Acceleration of the Vortec 5.3-liter is quite good, but still not as quick as that of the stronger Hemi-powered Dodge Ram. The V-8 engines (4.8L, 5.3L, 6.0L) are common throughout GM offerings, and derivations have powered past Chevrolet Corvettes.
The torquey Silverado V-6 helps the truck achieve a tow rating higher than that of all competitors' six-cylinder models. However, the V-6 isn't powerful enough to be offered with the heavier crew cab.
The most sporting player in the Silverado lineup is the pricey, all-wheel-drive Super Sport (SS), whose high-output 6.0-liter delivers 345 horsepower and 375 lb-ft of torque. A rear-wheel-drive version will soon join the lineup.

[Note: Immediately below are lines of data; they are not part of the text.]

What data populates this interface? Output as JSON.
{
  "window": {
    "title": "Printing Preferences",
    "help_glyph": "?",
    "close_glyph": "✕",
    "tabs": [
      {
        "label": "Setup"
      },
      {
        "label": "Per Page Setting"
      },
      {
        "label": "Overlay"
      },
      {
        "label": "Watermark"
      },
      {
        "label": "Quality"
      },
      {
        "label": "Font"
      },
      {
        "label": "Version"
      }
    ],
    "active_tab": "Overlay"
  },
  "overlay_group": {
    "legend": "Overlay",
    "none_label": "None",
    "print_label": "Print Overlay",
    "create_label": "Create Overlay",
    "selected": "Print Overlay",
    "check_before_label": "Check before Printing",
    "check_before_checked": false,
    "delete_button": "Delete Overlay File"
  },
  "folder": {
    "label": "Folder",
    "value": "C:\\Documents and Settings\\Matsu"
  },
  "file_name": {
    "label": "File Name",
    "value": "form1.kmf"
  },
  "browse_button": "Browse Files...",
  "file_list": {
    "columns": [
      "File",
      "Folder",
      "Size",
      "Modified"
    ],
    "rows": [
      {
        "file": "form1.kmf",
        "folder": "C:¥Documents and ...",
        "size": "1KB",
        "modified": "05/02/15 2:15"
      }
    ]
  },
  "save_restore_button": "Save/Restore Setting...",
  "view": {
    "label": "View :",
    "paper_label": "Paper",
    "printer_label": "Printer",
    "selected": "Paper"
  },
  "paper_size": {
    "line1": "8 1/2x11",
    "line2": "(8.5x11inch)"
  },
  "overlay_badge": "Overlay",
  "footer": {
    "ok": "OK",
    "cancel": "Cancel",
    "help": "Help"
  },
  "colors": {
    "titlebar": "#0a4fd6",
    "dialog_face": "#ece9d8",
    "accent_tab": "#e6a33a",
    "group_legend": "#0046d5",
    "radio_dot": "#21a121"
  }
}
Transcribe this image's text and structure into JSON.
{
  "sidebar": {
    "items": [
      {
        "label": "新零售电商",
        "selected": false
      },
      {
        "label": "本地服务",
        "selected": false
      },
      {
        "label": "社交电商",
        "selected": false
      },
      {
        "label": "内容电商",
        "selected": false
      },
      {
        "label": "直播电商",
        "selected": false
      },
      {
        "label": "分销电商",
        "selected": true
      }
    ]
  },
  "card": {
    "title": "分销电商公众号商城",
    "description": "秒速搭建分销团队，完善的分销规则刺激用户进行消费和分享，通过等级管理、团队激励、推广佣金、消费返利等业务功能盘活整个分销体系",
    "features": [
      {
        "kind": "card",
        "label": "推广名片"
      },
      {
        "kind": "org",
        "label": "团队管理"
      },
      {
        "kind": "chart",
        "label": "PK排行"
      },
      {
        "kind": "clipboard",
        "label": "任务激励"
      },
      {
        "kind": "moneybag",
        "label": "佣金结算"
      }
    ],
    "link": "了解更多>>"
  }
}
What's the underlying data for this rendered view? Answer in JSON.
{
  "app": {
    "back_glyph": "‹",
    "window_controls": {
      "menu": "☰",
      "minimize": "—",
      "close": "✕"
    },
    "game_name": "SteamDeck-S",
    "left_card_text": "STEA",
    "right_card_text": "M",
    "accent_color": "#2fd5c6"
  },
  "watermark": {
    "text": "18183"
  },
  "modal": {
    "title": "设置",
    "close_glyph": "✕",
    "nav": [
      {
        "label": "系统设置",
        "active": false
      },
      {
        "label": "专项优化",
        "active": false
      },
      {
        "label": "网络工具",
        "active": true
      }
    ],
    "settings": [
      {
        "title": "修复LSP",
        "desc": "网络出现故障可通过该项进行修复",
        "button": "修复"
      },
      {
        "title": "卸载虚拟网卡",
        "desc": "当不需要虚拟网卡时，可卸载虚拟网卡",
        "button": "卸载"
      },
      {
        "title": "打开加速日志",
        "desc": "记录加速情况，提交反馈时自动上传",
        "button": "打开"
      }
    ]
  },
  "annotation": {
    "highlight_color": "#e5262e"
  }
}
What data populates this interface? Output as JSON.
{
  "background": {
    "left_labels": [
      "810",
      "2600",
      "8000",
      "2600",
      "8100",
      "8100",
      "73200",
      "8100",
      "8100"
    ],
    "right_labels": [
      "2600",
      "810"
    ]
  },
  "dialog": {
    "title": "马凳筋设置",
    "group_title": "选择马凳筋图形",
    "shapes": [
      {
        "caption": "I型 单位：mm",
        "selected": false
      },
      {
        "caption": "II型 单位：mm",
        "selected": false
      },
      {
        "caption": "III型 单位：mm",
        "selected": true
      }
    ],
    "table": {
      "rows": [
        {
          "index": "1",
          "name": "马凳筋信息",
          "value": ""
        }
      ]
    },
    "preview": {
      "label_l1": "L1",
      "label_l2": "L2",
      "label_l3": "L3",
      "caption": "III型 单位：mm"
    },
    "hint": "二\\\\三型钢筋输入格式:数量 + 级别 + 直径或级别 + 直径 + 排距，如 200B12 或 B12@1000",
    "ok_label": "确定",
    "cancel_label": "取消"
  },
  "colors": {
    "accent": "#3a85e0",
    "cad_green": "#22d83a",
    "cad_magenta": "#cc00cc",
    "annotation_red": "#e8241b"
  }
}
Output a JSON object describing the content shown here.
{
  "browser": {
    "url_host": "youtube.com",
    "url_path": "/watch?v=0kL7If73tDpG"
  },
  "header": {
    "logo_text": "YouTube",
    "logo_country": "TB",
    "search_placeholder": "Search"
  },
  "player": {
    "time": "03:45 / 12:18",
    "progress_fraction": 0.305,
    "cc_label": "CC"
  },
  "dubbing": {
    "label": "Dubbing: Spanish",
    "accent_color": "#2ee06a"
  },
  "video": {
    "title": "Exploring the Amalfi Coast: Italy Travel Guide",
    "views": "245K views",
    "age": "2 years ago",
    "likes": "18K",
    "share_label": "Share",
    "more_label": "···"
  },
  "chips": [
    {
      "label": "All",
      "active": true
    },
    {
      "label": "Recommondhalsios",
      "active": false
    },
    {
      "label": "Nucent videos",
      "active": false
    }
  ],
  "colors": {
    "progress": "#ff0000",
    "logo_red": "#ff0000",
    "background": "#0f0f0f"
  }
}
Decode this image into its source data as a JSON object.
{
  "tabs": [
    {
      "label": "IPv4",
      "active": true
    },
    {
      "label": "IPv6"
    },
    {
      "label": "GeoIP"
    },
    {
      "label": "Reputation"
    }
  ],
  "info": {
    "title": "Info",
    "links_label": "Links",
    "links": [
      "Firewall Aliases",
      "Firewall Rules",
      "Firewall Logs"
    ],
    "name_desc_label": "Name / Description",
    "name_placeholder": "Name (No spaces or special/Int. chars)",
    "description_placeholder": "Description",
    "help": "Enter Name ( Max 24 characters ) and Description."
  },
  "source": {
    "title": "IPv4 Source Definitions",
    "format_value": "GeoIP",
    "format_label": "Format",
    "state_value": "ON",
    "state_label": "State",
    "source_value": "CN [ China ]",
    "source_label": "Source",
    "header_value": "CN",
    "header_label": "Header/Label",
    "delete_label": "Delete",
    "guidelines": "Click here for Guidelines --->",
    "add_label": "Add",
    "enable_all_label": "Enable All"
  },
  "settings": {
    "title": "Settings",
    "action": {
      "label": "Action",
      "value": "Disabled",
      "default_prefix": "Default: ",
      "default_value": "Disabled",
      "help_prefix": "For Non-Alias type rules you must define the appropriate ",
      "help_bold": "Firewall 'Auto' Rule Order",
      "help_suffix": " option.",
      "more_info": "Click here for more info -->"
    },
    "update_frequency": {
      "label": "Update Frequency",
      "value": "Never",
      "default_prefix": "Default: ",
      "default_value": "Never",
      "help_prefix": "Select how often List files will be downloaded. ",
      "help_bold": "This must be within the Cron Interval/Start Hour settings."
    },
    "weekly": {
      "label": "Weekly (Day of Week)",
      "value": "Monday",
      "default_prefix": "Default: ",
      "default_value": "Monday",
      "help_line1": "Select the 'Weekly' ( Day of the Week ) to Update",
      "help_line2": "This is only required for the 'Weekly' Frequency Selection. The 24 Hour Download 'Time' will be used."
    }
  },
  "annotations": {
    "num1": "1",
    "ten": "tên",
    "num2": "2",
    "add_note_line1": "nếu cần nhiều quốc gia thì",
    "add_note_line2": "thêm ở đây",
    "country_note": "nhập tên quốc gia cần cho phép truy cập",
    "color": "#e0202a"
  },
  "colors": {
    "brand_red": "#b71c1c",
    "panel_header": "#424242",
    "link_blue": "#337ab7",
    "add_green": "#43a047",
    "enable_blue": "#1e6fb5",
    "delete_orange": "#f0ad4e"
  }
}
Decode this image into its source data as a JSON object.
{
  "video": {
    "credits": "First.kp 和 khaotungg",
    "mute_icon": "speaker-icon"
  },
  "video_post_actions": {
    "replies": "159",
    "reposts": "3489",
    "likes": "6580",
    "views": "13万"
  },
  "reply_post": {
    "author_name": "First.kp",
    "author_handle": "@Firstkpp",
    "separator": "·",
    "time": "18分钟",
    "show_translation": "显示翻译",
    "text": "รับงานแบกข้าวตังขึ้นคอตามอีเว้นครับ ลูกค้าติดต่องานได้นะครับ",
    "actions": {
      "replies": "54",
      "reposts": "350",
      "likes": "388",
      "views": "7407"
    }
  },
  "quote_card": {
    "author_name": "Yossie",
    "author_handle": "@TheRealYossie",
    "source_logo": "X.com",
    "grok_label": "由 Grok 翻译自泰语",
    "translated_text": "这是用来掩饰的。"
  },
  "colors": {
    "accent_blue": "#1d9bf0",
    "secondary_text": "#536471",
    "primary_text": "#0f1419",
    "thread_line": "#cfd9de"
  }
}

Most Silverado buyers make do with the four-speed automatic transmission (a five-speed isn't available in the 1500), while a gas-saving five-speed manual comes standard in a few models (mostly six-cylinders) and isn't offered in the light-duty crew cabs.
Behind the wheel
The Silverado provides its driver with a commanding seating position. On the road, this truck is unintimidating and easy to drive, with a number of carlike characteristics. Four-wheel-drive, Z71-optioned trucks are also extremely capable off-road when put to the test.
Ride quality is predictably trucklike and rough at times, and overall refinement lags behind that of the Nissan Titan and Ford F-150. The Silverado still does a very good job of achieving its intended hard-working mission, but is showing its age when compared with newer competitors.
The half-ton Silverado 1500 is a good fit for nearly all private use, with three cab configurations, several powerplants, numerous equipment grades, and proven ownership value. Due to their variety, it's more important with trucks than cars to find the right combination for your needs, as overdoing it will cost upfront, at the pump, and possibly in the resale.
Properly equipped, the Silverado scores middle-of-the-road for the key truck factors, such as payload and towing capacity. (If these numbers don't matter to you, then consider a smaller truck, or even an SUV.) Beware that options can quickly drive the price of a Silverado to over $35,000. Deals abound, however, as sales managers we've spoken to say that thousands off the sticker price is not uncommon on well-equipped examples. Beyond purchase price, a key factor in full-size truck ownership today is the impact of elevated fuel prices, especially with real-world mileage falling in the teens for a V-8-powered pickup. The Silverado's fuel economy is on par with its competitors'. While being mindful of not choosing a bigger engine than necessary, note that the 4.8L V-8 matches the V-6 in the EPA mileage ratings.
Chevrolet covers the Silverado with a three-year/36,000-mile, bumper-to-bumper warranty that includes roadside-assistance services. Rust-through corrosion is also warranted for six years or 100,000 miles. While there are elements to criticize, the Silverado has been an absolute winner in the annual IntelliChoice Best Overall Values of the Year awards, claiming titles in multiple categories for consecutive years.
The Ford F-150 is the best-selling truck in this segment, and it betters the Silverado in areas such as interior execution and towing. The Nissan Titan offers fewer variations, but its pricing and packaging are attractive.
A solid value and proven workhorse, the Silverado sells hundreds of thousands each year for a good reason, though smart shoppers will want to consider the key competitors before making a final decision.